Originally, it was nothing but a gas station, opened in 1947 for a simple and uninteresting purpose.
But after the station burned down a decade later, owner Mario Ventura Sr. set up the much more fascinating purveyor of Mars Cheese Castle, earning the spot in the junction the name of the most visible cheese interchange in the state!
Since it opened in 1957, the Mars Cheese Castle has provided visitors with a wide range of cheese and similar products to purchase and enjoy.
Trouble would seem to come in 2011 when the highway where the “castle” sat was set to be widened.
The Ventura family took it on the chin and did not lose heart, using the forced location change to create a new and better image for their business.
Today, Mars Cheese Castle has the extremely fun appearance of a genuine castle, fitted with a watchtower and a drawbridge on a stately facade.
It’s a great option for what to do, whether you’re looking to buy cheese-related items or simply marvel at the castle’s novelty!
Address: 2800 W Frontage Rd, Kenosha, WI 53144, United States
40. Mitchell Park Horticultural Conservatory
The Mitchell Park Horticultural Conservatory, referred to by Wisconsin locals simply as The Domes, earned its nickname for obvious reasons.
It is made up of three domes of glass that sit in a Milwaukee park, created in the 50s and 60s and eventually developed to have three separate themes.

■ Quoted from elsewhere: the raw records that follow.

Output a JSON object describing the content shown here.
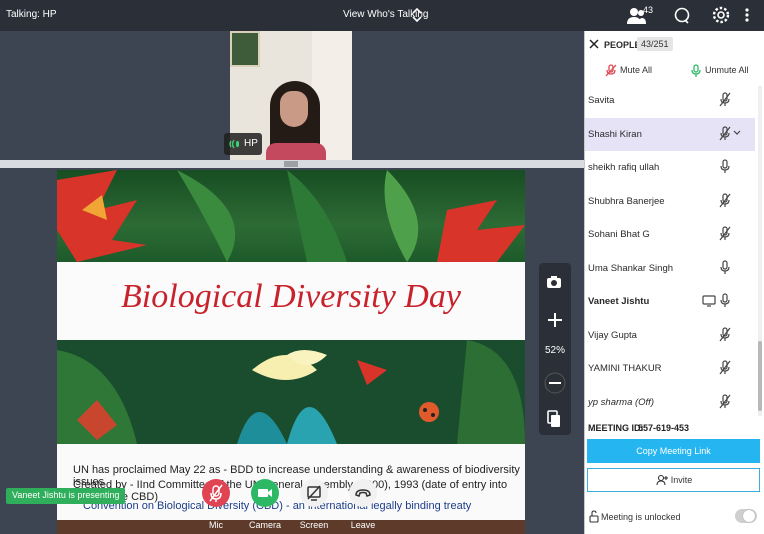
{
  "topbar": {
    "talking": "Talking: HP",
    "view_label": "View Who's Talking",
    "people_count": "43"
  },
  "video": {
    "participant_label": "HP"
  },
  "slide": {
    "title": "Biological Diversity Day",
    "line1": "UN has proclaimed May 22 as - BDD to increase understanding & awareness of biodiversity issues",
    "line2": "Created by - IInd Committee of the UN General Assembly (2000), 1993 (date of entry into force of the CBD)",
    "line3": "Convention on Biological Diversity (CBD) - an international legally binding treaty"
  },
  "zoom": {
    "level": "52%"
  },
  "presenting": "Vaneet Jishtu is presenting",
  "controls": {
    "mic": "Mic",
    "camera": "Camera",
    "screen": "Screen",
    "leave": "Leave"
  },
  "panel": {
    "title": "PEOPLE",
    "badge": "43/251",
    "mute_all": "Mute All",
    "unmute_all": "Unmute All",
    "participants": [
      {
        "name": "Savita",
        "mic": "muted"
      },
      {
        "name": "Shashi Kiran",
        "mic": "muted",
        "selected": true
      },
      {
        "name": "sheikh rafiq ullah",
        "mic": "on"
      },
      {
        "name": "Shubhra Banerjee",
        "mic": "muted"
      },
      {
        "name": "Sohani Bhat G",
        "mic": "muted"
      },
      {
        "name": "Uma Shankar Singh",
        "mic": "on"
      },
      {
        "name": "Vaneet Jishtu",
        "mic": "on",
        "presenter": true
      },
      {
        "name": "Vijay Gupta",
        "mic": "muted"
      },
      {
        "name": "YAMINI THAKUR",
        "mic": "muted"
      },
      {
        "name": "yp sharma  (Off)",
        "mic": "muted"
      }
    ],
    "meeting_id_label": "MEETING ID:",
    "meeting_id": "557-619-453",
    "copy_link": "Copy Meeting Link",
    "invite": "Invite",
    "lock_status": "Meeting is unlocked"
  },
  "colors": {
    "accent": "#25b5f0",
    "mic_off": "#e04352",
    "camera_on": "#2cb865",
    "presenting": "#2fae5b"
  }
}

Altogether, they make up some fairly interesting stuff to see.
The first dome is the Show Dome, which has a rotation of different garden shows on a seasonal basis.
The next is the Desert Dome, which boasts flora local to dry climates, especially from the Americas and Africa.

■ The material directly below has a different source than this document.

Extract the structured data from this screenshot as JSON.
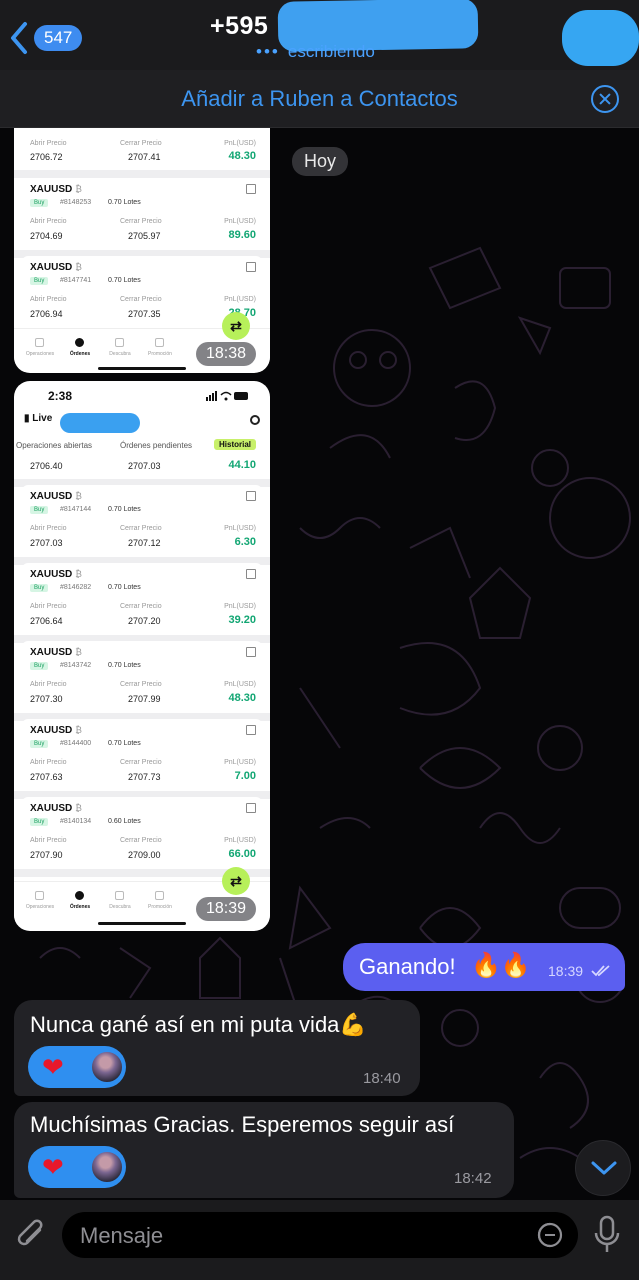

Finally, there’s the Tropical Dome, which is home to more than a thousand different species of plants that flourish in a tropical climate, including trees laden with fruit!
Address: 524 S Layton Blvd, Milwaukee, WI 53215, United States
41. Treinen Farm Corn Maze and Pumpkin Patch
Treinen Farm Corn Maze and Pumpkin Patch is one of the great places to go with family.
It is situated on a family-owned farm that covers 200 acres of ground.
The Treinan family has managed and owned the farm for close to one hundred years and has been a wonderful spot for visitors to come and enjoy the autumn seasons.
The Treinen Farm grows corn, pumpkins, hay, and soybeans, and its corn maze is probably the most loved in the state thanks to the fact that it’s also the biggest.
Apart from that, the in-season months, especially in fall, come with hayrides, a pumpkin patch, rides on a horse wagon, a corn sandbox, farm animals to visit, a bounce house, cows to be milked, a playground of tractor tires, a pumpkin slingshot, and more.
Address: W12420 State Road 60, Lodi, WI 53555, United States
Planning a trip to Milwaukee? If you do plan the trip, here are some of the best things to do in Milwaukee!
42. Shaker’s Cigar Bar
If “ghosts” is on your list of what to see on your vacation and you, coincidentally, are also feeling a little peckish, Shaker’s Cigar Bar has you covered on both counts.
The place serves good food and has a rather somber history, though the real reason it’s among Wisconsin attractions is that it is believed to be very haunted!
Shaker’s Cigar Bar opened in the late 1800s and offers a unique glimpse into 19th century Milwaukee, as well as two ghost tours across the apartment complex, basement, and bar at the building on Walker’s Point.
With a huge list of illegal shenanigans that have taken place here over the years, it’s no surprise that its sordid tales and anecdotes have resulted in some patrons of the bar sticking around with unfinished business.
There are lots of testimonials from workers and visitors alike when it comes to paranormal experiences, but Shaker’s Cigar Bar is also interesting because of its preserved history and grounds.
Staff can tell you tales of genuine mob dealings that took place here as well as some genuine unsolved mysteries.
All in all, this is a fascinating experience you won’t soon forget!
Address: 422 S 2nd St, Milwaukee, WI 53204, United States
Start Planning Your Trip To Wisconsin
Wisconsin’s many vacation places promise a variety of different attractions and forms of enjoyment, ranging from the outdoorsy to the artistic and from the architectural to the historical.
This list should help you narrow down the places to visit in Wisconsin that you want to make a priority!